Every year a new superfood emerges – often exotic fruit or veg that have spent significant airmiles travelling to our supermarkets. Do you sometimes wonder if such hyped up superfoods really are still nutritionally superfoods by the time they have travelled, have been distributed, lived on a supermarket shelf, and languished in our fridges before we eat them?
Aside from all issues associated with a sudden increase of intense production of one specific crop, as with the avocado for example, I really do wonder if locally available foods are not nutritionally more of a superfood than those hyped up as such. It’s great to see that we slowly do return to such crops, like kale, Brussels sprouts etc, but ultimately this will be driven by consumer demand than considerations for sustainability, so let’s get the word out!
Just as an example for nutrient loss, Vitamin C degrades rapidly from the time of harvest. If stored at 4%, Vitamin C loss after seven days is for example 15% for green peas but 77% for green beans. The trick is to minimise what is called respiration by storing fruit and vegetables in a cool, moist place, except those that continue to ripen after being picked, such as bananas, avocados, or tomatoes. These are better stored in a cool place but not in the fridge.
In a study published by the University of California our popular superfood broccoli for example, which typically is imported from Spain over the winter months, loses 56% of in Vitamin C content if stored at 20 degrees. There were no losses noted as long as broccoli was stored at 0 degree. In my local supermarket broccoli isn’t cooled. It may not be 20 degrees but certainly not 0 either. So considering the travel time I really do wonder how much nutrients are left by the time I boil it. This of course causing even further vitamin loss (steaming better obviously), between 15% and 55%. How many vitamins are left by the time it gets into my mouth? (There are obviously other nutrients other than water soluble ones that may be a little less perishable, but it definitely gives me something to think about further.)
Airmiles for superfoods

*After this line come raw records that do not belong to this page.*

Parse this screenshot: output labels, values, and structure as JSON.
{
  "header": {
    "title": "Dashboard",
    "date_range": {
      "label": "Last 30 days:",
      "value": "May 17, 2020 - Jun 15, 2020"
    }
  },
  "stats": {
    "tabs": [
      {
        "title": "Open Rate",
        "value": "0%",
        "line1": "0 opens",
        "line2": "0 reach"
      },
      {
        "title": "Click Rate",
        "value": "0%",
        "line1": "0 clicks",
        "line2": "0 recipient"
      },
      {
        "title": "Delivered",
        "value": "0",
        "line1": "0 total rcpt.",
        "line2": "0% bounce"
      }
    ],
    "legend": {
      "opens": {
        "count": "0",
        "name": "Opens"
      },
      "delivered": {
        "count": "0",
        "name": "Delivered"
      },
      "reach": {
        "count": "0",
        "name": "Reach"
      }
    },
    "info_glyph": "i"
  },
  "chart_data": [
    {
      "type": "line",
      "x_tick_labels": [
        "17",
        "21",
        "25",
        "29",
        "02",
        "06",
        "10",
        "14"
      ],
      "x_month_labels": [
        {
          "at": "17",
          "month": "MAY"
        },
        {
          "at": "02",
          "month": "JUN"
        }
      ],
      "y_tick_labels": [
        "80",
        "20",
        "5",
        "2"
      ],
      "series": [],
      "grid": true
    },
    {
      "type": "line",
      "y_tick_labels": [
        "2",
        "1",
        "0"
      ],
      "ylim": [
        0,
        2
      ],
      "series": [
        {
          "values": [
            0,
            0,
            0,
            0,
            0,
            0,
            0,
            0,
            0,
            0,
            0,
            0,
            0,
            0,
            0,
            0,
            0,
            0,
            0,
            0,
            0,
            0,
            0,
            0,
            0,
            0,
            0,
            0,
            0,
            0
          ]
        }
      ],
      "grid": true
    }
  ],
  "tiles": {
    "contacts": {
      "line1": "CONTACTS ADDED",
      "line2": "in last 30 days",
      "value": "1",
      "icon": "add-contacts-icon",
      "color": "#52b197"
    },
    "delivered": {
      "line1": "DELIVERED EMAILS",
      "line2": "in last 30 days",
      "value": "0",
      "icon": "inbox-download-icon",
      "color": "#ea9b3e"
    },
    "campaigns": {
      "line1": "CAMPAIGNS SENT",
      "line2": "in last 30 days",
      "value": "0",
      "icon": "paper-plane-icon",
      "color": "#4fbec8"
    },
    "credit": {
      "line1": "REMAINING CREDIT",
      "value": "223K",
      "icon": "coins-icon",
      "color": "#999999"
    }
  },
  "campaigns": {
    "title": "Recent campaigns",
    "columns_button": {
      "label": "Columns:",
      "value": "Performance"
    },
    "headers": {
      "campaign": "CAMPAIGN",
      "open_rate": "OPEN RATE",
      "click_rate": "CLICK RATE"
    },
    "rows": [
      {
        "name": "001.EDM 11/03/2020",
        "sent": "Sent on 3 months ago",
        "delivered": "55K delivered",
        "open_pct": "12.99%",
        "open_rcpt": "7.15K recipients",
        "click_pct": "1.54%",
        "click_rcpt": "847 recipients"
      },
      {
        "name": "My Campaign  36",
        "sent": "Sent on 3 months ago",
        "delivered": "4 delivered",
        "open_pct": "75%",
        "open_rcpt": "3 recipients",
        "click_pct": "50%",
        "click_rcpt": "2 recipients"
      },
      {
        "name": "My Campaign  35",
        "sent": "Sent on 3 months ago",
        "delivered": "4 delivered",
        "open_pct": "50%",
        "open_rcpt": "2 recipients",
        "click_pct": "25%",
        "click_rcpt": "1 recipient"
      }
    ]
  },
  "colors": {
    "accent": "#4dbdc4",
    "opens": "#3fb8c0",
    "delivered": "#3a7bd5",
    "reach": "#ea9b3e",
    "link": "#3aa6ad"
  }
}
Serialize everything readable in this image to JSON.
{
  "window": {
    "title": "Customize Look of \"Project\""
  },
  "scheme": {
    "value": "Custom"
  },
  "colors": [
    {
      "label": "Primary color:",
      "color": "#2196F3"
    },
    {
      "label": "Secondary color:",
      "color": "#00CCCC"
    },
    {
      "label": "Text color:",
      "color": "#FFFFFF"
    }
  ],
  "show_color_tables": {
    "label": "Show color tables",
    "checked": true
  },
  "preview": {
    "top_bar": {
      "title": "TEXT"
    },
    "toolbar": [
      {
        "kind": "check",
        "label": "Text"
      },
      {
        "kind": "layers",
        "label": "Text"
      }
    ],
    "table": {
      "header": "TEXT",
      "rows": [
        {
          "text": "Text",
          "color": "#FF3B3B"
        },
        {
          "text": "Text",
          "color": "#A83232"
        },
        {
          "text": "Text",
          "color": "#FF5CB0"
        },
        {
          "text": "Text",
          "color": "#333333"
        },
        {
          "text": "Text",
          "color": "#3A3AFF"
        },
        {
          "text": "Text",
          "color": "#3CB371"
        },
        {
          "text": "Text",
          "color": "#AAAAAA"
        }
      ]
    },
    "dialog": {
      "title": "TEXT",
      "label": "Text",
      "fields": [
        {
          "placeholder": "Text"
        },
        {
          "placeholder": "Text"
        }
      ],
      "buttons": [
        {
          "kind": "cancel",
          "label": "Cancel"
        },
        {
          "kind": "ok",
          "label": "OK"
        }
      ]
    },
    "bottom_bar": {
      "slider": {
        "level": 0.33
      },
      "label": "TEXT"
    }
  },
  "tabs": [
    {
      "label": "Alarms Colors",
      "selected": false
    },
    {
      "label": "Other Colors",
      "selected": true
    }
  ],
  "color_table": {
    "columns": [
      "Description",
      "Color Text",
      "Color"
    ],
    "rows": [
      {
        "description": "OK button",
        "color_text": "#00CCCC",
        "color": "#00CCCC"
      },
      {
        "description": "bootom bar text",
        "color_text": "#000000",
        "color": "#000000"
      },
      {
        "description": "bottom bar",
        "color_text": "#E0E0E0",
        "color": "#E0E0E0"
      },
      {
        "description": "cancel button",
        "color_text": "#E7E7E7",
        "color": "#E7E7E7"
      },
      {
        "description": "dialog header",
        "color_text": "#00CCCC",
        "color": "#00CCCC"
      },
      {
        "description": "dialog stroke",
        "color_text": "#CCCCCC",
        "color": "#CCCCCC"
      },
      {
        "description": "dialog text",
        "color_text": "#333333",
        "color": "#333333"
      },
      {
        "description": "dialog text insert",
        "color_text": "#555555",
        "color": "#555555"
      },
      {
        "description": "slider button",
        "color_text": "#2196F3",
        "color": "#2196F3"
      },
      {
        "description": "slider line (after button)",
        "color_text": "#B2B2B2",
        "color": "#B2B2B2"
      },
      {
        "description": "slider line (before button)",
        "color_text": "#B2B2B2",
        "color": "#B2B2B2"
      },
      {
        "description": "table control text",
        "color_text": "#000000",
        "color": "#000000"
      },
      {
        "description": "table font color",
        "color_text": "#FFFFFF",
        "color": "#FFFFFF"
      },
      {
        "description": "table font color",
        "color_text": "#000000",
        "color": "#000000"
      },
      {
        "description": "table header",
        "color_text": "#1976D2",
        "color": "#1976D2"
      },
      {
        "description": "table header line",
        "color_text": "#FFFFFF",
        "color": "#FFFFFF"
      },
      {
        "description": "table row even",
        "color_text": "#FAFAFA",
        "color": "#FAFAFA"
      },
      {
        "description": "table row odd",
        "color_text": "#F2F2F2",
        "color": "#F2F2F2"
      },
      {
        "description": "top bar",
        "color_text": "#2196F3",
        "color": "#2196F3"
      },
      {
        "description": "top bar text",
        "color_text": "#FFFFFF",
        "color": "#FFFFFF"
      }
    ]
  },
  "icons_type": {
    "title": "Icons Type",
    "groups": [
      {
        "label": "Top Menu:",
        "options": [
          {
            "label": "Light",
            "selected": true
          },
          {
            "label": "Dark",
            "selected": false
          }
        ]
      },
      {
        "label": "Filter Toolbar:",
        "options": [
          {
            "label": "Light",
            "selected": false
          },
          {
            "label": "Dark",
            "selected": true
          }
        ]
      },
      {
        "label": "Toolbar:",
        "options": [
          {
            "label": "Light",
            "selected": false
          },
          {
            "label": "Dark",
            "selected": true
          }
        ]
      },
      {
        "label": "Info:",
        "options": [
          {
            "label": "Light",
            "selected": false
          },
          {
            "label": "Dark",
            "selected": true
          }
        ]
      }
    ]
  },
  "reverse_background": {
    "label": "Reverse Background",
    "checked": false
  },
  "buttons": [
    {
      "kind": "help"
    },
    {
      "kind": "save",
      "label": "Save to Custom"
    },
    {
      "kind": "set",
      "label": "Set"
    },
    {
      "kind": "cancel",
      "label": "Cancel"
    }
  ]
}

So where do our current superfoods come from – those that we eat fresh and for their soluble nutrients rather than minerals, so not quinoa or acai berries. Avocados mainly come from Mexico or Peru for EU countries, blueberries may come from Poland or Germany when in season but from Mexico, Peru, or Chile during winter, strawberries are great in summer and grown locally for quite a long season, but during the winter they may be imported from the US, Egypt, or Mexico. Blackberries may come from Guatemala during winter. The apples we buy in supermarkets may have been stored in a climate controlled environment for up to 12 months…
Aside from pollution, potentially questionable growing practices, why would we eat foods at such unnatural times and against any natural cycle? I know we all want to have healthy blueberry smoothies especially in January but can we not replace blueberries with something a little more local, maybe fruit that is only imported from Southern Europe? It doesn’t even taste right I think. I prefer to mark the change of seasons by changing the food I eat too, including fruit and veg.
Ripe local fruit or unripe exotic superfood?
Worth considering also that especially fruit that is picked for export halfway around the world will be picked very unripe. This will impact on taste obviously but also on the nutritional value – anybody ever tried a locally grown mango? The sweetest pineapple I’ve ever eaten was most definitely in Panama which is apparently the secret pineapple growing mecca. And clearly avocados can taste very different to those often grainy tasting ones we can buy in our stores.
When it comes to storage it’s probably rather obviously that nutrients are retained better in uncut fruit. Unless bought for a quick snack I don’t understand these overpriced, pre-cut fruit cups that seem popular in supermarkets
Spinach, a locally grown superfood, especially in regards to its Vitamin contents, clearly is quite a perishable food. I’d like to be a lot more conscious for how long I keep fresh spinach in the fridge as I really wonder how many vitamins are still left by the time I put them through a juicer. Here is a an idea that could really help consumers: Instead of indicating a display until date, would it not be great to see a date by which a high percentage of nutrients is lost?
All of these just further arguments for buying and eating more local food and ideally grow one’s own food. Good that this is something I want to work on anyway.